(Exercise directions)
Any picture in the listing is left out of the copy; all else is duplicated exactly.

'''

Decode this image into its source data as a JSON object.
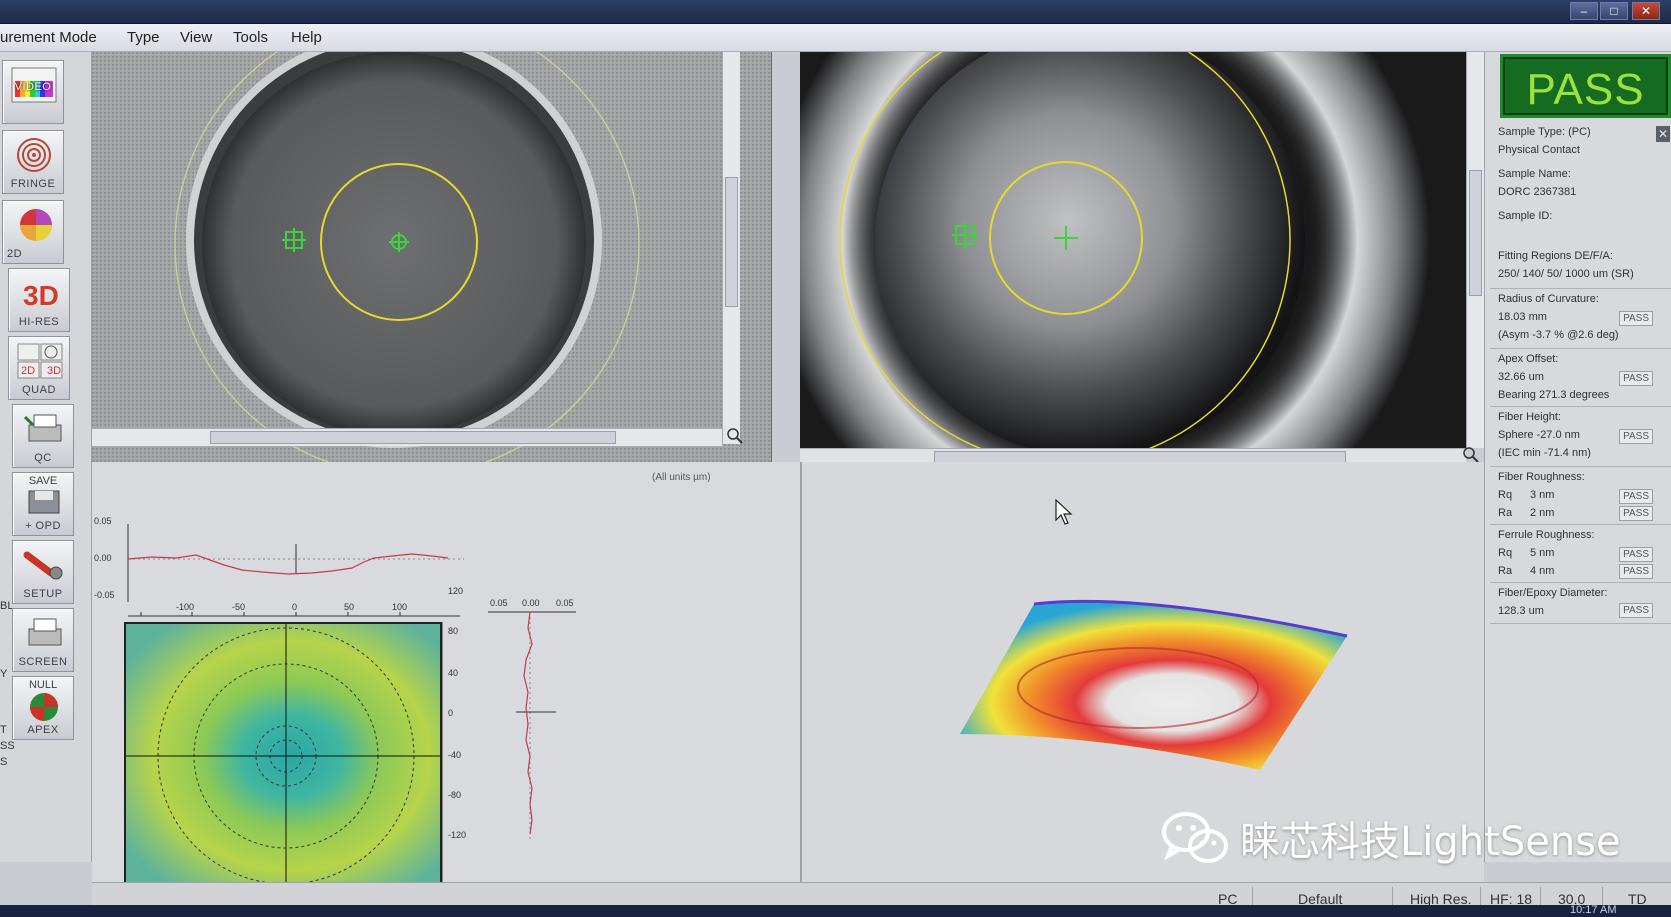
{
  "window": {
    "title": "",
    "min_label": "–",
    "max_label": "□",
    "close_label": "✕"
  },
  "menu": {
    "items": [
      "urement Mode",
      "Type",
      "View",
      "Tools",
      "Help"
    ]
  },
  "toolbar": {
    "video": "VIDEO",
    "fringe": "FRINGE",
    "twod": "2D",
    "hires": "HI-RES",
    "quad": "QUAD",
    "quad_2d": "2D",
    "quad_3d": "3D",
    "qc": "QC",
    "save_top": "SAVE",
    "save_bottom": "+ OPD",
    "setup": "SETUP",
    "screen": "SCREEN",
    "null_top": "NULL",
    "null_bottom": "APEX",
    "edge_left": [
      "Y",
      "T",
      "SS",
      "S",
      "BL"
    ]
  },
  "profile_plot": {
    "units_label": "(All units µm)",
    "top_yticks": [
      "0.05",
      "0.00",
      "-0.05"
    ],
    "xticks": [
      "-100",
      "-50",
      "0",
      "50",
      "100"
    ],
    "side_xticks": [
      "0.05",
      "0.00",
      "0.05"
    ],
    "side_yticks": [
      "120",
      "80",
      "40",
      "0",
      "-40",
      "-80",
      "-120"
    ]
  },
  "results": {
    "status": "PASS",
    "sample_type_label": "Sample Type: (PC)",
    "sample_type_value": "Physical Contact",
    "sample_name_label": "Sample Name:",
    "sample_name_value": "DORC 2367381",
    "sample_id_label": "Sample ID:",
    "fitting_label": "Fitting Regions DE/F/A:",
    "fitting_value": "250/ 140/ 50/ 1000 um  (SR)",
    "roc_label": "Radius of Curvature:",
    "roc_value": "18.03 mm",
    "roc_asym": "(Asym -3.7 % @2.6 deg)",
    "roc_result": "PASS",
    "apex_label": "Apex Offset:",
    "apex_value": "32.66 um",
    "apex_bearing": "Bearing 271.3 degrees",
    "apex_result": "PASS",
    "fiber_height_label": "Fiber Height:",
    "fiber_height_value": "Sphere  -27.0 nm",
    "fiber_height_iec": "(IEC min  -71.4 nm)",
    "fiber_height_result": "PASS",
    "fiber_rough_label": "Fiber Roughness:",
    "fiber_rq_label": "Rq",
    "fiber_rq": "3 nm",
    "fiber_rq_result": "PASS",
    "fiber_ra_label": "Ra",
    "fiber_ra": "2 nm",
    "fiber_ra_result": "PASS",
    "ferrule_rough_label": "Ferrule Roughness:",
    "ferrule_rq_label": "Rq",
    "ferrule_rq": "5 nm",
    "ferrule_rq_result": "PASS",
    "ferrule_ra_label": "Ra",
    "ferrule_ra": "4 nm",
    "ferrule_ra_result": "PASS",
    "epoxy_label": "Fiber/Epoxy Diameter:",
    "epoxy_value": "128.3 um",
    "epoxy_result": "PASS"
  },
  "statusbar": {
    "mode": "PC",
    "profile": "Default",
    "resolution": "High Res.",
    "hf": "HF: 18",
    "value": "30.0",
    "td": "TD"
  },
  "taskbar": {
    "clock": "10:17 AM"
  },
  "watermark": {
    "text": "睐芯科技LightSense",
    "icon": "wechat-icon"
  },
  "colors": {
    "pass_green": "#156b1f",
    "pass_text": "#9be23e",
    "overlay_yellow": "#e8d82c",
    "marker_green": "#3fd23f"
  }
}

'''

(Finished task)
Decode this image into its source data as a JSON object.
{
  "window": {
    "title": "",
    "min_label": "–",
    "max_label": "□",
    "close_label": "✕"
  },
  "menu": {
    "items": [
      "urement Mode",
      "Type",
      "View",
      "Tools",
      "Help"
    ]
  },
  "toolbar": {
    "video": "VIDEO",
    "fringe": "FRINGE",
    "twod": "2D",
    "hires": "HI-RES",
    "quad": "QUAD",
    "quad_2d": "2D",
    "quad_3d": "3D",
    "qc": "QC",
    "save_top": "SAVE",
    "save_bottom": "+ OPD",
    "setup": "SETUP",
    "screen": "SCREEN",
    "null_top": "NULL",
    "null_bottom": "APEX",
    "edge_left": [
      "Y",
      "T",
      "SS",
      "S",
      "BL"
    ]
  },
  "profile_plot": {
    "units_label": "(All units µm)",
    "top_yticks": [
      "0.05",
      "0.00",
      "-0.05"
    ],
    "xticks": [
      "-100",
      "-50",
      "0",
      "50",
      "100"
    ],
    "side_xticks": [
      "0.05",
      "0.00",
      "0.05"
    ],
    "side_yticks": [
      "120",
      "80",
      "40",
      "0",
      "-40",
      "-80",
      "-120"
    ]
  },
  "results": {
    "status": "PASS",
    "sample_type_label": "Sample Type: (PC)",
    "sample_type_value": "Physical Contact",
    "sample_name_label": "Sample Name:",
    "sample_name_value": "DORC 2367381",
    "sample_id_label": "Sample ID:",
    "fitting_label": "Fitting Regions DE/F/A:",
    "fitting_value": "250/ 140/ 50/ 1000 um  (SR)",
    "roc_label": "Radius of Curvature:",
    "roc_value": "18.03 mm",
    "roc_asym": "(Asym -3.7 % @2.6 deg)",
    "roc_result": "PASS",
    "apex_label": "Apex Offset:",
    "apex_value": "32.66 um",
    "apex_bearing": "Bearing 271.3 degrees",
    "apex_result": "PASS",
    "fiber_height_label": "Fiber Height:",
    "fiber_height_value": "Sphere  -27.0 nm",
    "fiber_height_iec": "(IEC min  -71.4 nm)",
    "fiber_height_result": "PASS",
    "fiber_rough_label": "Fiber Roughness:",
    "fiber_rq_label": "Rq",
    "fiber_rq": "3 nm",
    "fiber_rq_result": "PASS",
    "fiber_ra_label": "Ra",
    "fiber_ra": "2 nm",
    "fiber_ra_result": "PASS",
    "ferrule_rough_label": "Ferrule Roughness:",
    "ferrule_rq_label": "Rq",
    "ferrule_rq": "5 nm",
    "ferrule_rq_result": "PASS",
    "ferrule_ra_label": "Ra",
    "ferrule_ra": "4 nm",
    "ferrule_ra_result": "PASS",
    "epoxy_label": "Fiber/Epoxy Diameter:",
    "epoxy_value": "128.3 um",
    "epoxy_result": "PASS"
  },
  "statusbar": {
    "mode": "PC",
    "profile": "Default",
    "resolution": "High Res.",
    "hf": "HF: 18",
    "value": "30.0",
    "td": "TD"
  },
  "taskbar": {
    "clock": "10:17 AM"
  },
  "watermark": {
    "text": "睐芯科技LightSense",
    "icon": "wechat-icon"
  },
  "colors": {
    "pass_green": "#156b1f",
    "pass_text": "#9be23e",
    "overlay_yellow": "#e8d82c",
    "marker_green": "#3fd23f"
  }
}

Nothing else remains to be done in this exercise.